I’m debating between two good job offers. I’m thankful to be in a position to choose, but how do I know which is the right choice? – Elaina D.
Congratulations, Elaina. What a great position to be in. It’s tough enough to get one job offer these days!
So how do you make the right choice with confidence and without regret? Most career coaches will ensure that you make the best choice by holding you accountable to your own wants and desires and by questioning you when you seem to be straying off the path you’ve envisioned for yourself.
A job will offer you a paycheck. The right job will perfectly balance your skills and values. Usually, when you’re unhappy in your job it’s because you feel you aren’t utilizing the skills you want to be using or that your job isn’t aligned with the values that are most important to you. Your seesaw is unbalanced and there doesn’t seem to be a way of gaining the balance back, so you search.
You’ve surfed the job boards, submitted your resume, networked and had recruiters working on your behalf. You’re in line to get offers from two different companies and think you’d be just as happy with one over the other. Really? Finding one job that meets all your needs is hard enough, but two? Either your ruling planet is in your 10th house of career and professional destiny or you haven’t evaluated the situation carefully enough.
You’ll want to make a list of your top 5-7 skills and 5-7 values (see samples below). Once you’ve jotted down your top skills and values, you’ll make a basic pro and con list for each job opportunity. Instead of using pro and con, you’ll use the words aligned and not aligned.
It’ll look something like this…
You’ll then distribute your top skills and values between the 2 columns for each opportunity. Upon analyzing the results, you may realize that the job you were leaning towards isn’t really aligned with your other skills and values and the position you were less interested in, might be a better fit after all.
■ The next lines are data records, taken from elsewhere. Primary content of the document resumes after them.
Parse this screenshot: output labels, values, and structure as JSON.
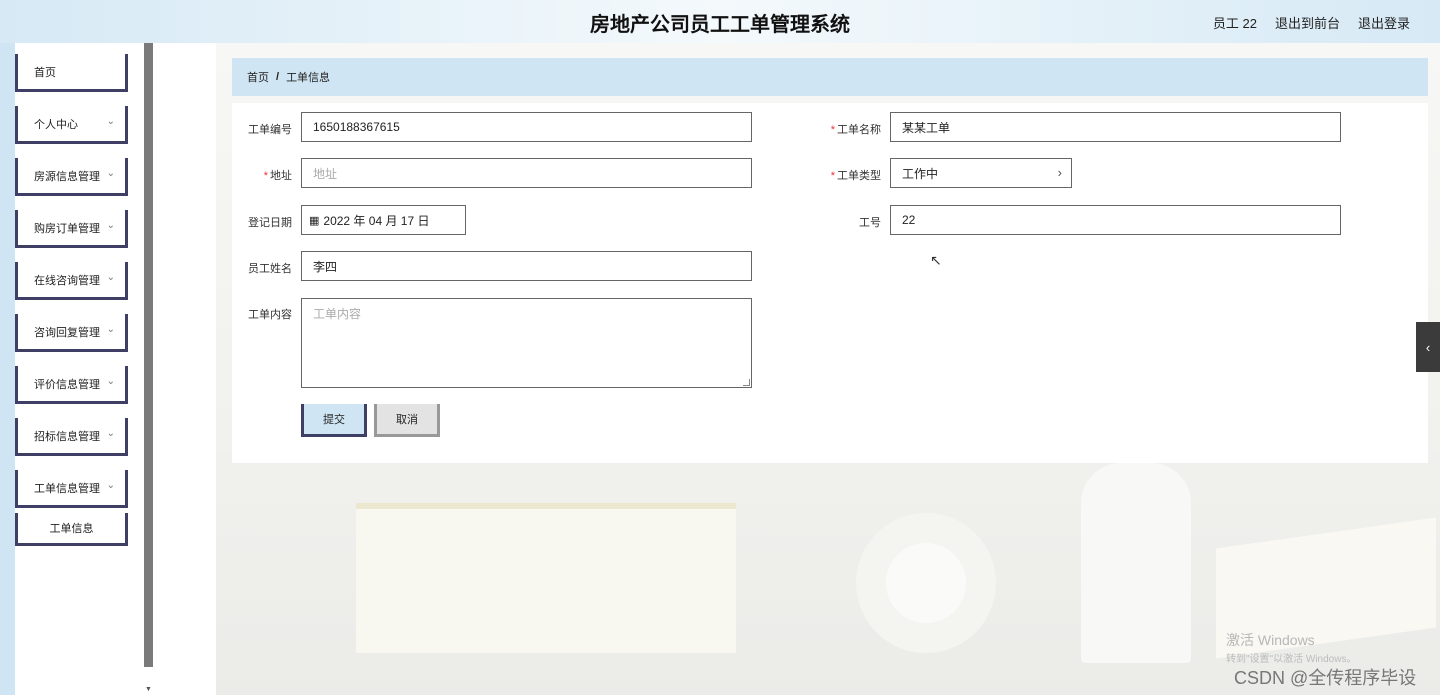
{
  "header": {
    "title": "房地产公司员工工单管理系统",
    "user": "员工 22",
    "to_front": "退出到前台",
    "logout": "退出登录"
  },
  "sidebar": {
    "items": [
      {
        "label": "首页",
        "has_arrow": false
      },
      {
        "label": "个人中心",
        "has_arrow": true
      },
      {
        "label": "房源信息管理",
        "has_arrow": true
      },
      {
        "label": "购房订单管理",
        "has_arrow": true
      },
      {
        "label": "在线咨询管理",
        "has_arrow": true
      },
      {
        "label": "咨询回复管理",
        "has_arrow": true
      },
      {
        "label": "评价信息管理",
        "has_arrow": true
      },
      {
        "label": "招标信息管理",
        "has_arrow": true
      },
      {
        "label": "工单信息管理",
        "has_arrow": true
      }
    ],
    "sub_item": "工单信息",
    "arrow_icon": "chevron-down-icon"
  },
  "breadcrumb": {
    "home": "首页",
    "separator": "/",
    "current": "工单信息"
  },
  "form": {
    "order_no": {
      "label": "工单编号",
      "value": "1650188367615"
    },
    "order_name": {
      "label": "工单名称",
      "value": "某某工单",
      "required": true
    },
    "address": {
      "label": "地址",
      "placeholder": "地址",
      "required": true
    },
    "order_type": {
      "label": "工单类型",
      "value": "工作中",
      "required": true
    },
    "reg_date": {
      "label": "登记日期",
      "value": "2022 年 04 月 17 日"
    },
    "job_no": {
      "label": "工号",
      "value": "22"
    },
    "staff_name": {
      "label": "员工姓名",
      "value": "李四"
    },
    "content": {
      "label": "工单内容",
      "placeholder": "工单内容"
    },
    "required_mark": "*"
  },
  "buttons": {
    "submit": "提交",
    "cancel": "取消"
  },
  "watermark": {
    "activate_title": "激活 Windows",
    "activate_sub": "转到\"设置\"以激活 Windows。",
    "csdn": "CSDN @全传程序毕设"
  },
  "colors": {
    "accent_light_blue": "#cfe5f3",
    "border_dark": "#3f3f66",
    "required_red": "#e33"
  }
}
Things like social pressures and status can cloud your judgment on what will truly make you happy in the workplace. That’s not to say I’m discounting status or ambition as a value. You can add Status, Advancement and Comfortable Income to your list of values above. Allow this exercise to help you get very specific and take the emotion out of decision making. You might be surprised at the outcome!